■ **WORK TASK**
Filter the entries below down to the lines that hold "filtrele".

Items from an interface collection:
====
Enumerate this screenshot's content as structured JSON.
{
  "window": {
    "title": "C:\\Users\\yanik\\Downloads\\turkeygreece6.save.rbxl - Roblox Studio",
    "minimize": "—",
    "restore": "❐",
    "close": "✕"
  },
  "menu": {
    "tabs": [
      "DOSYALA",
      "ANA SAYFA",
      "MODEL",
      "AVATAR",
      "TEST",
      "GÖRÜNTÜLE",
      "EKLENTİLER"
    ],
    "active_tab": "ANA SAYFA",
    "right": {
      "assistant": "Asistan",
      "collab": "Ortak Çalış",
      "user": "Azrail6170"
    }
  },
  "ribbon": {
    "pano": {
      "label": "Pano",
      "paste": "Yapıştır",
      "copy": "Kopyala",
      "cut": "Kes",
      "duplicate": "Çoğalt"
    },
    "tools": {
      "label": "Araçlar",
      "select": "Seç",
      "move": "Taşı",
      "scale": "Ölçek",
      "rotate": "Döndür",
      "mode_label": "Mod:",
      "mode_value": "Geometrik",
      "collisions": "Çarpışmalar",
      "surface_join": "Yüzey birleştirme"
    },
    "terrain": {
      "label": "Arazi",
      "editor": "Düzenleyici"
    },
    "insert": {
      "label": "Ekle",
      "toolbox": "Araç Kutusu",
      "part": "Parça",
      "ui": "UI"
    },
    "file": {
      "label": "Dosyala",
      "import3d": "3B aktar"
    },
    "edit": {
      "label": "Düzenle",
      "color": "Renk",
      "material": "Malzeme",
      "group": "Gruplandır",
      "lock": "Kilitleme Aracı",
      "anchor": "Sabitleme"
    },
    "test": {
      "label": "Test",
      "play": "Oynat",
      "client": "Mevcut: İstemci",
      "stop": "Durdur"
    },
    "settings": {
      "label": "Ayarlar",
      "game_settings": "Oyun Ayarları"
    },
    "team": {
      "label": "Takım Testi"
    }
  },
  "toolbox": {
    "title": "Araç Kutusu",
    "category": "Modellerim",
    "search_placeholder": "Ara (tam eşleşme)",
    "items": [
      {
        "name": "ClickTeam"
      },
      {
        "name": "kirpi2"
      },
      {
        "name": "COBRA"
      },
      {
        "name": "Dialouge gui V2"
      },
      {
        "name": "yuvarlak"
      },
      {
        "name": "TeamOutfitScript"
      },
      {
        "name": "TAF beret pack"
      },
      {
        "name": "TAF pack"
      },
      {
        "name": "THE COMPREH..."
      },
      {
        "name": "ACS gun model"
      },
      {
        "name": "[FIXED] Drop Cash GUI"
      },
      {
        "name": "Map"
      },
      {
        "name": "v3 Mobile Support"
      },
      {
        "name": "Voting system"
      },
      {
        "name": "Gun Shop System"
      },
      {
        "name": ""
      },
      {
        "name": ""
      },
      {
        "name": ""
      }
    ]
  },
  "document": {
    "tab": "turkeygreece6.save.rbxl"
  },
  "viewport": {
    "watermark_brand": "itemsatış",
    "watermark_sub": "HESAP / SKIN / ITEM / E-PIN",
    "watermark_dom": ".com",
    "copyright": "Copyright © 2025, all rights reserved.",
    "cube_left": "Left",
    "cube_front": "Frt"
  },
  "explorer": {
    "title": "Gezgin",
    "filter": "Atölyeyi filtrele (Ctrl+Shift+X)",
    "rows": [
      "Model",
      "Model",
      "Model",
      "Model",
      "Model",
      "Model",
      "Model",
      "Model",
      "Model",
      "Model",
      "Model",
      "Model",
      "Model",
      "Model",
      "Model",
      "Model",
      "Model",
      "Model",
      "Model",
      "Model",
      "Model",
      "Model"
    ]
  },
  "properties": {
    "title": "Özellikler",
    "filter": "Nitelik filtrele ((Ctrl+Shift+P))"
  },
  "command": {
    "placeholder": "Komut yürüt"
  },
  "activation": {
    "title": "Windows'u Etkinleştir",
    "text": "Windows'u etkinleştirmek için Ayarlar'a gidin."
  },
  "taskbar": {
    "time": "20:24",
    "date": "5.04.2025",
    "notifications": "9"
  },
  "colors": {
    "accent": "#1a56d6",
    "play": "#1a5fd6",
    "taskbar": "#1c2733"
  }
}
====
■ **RESPONSE TO THE EXERCISE**
    "filter": "Atölyeyi filtrele (Ctrl+Shift+X)",
    "filter": "Nitelik filtrele ((Ctrl+Shift+P))"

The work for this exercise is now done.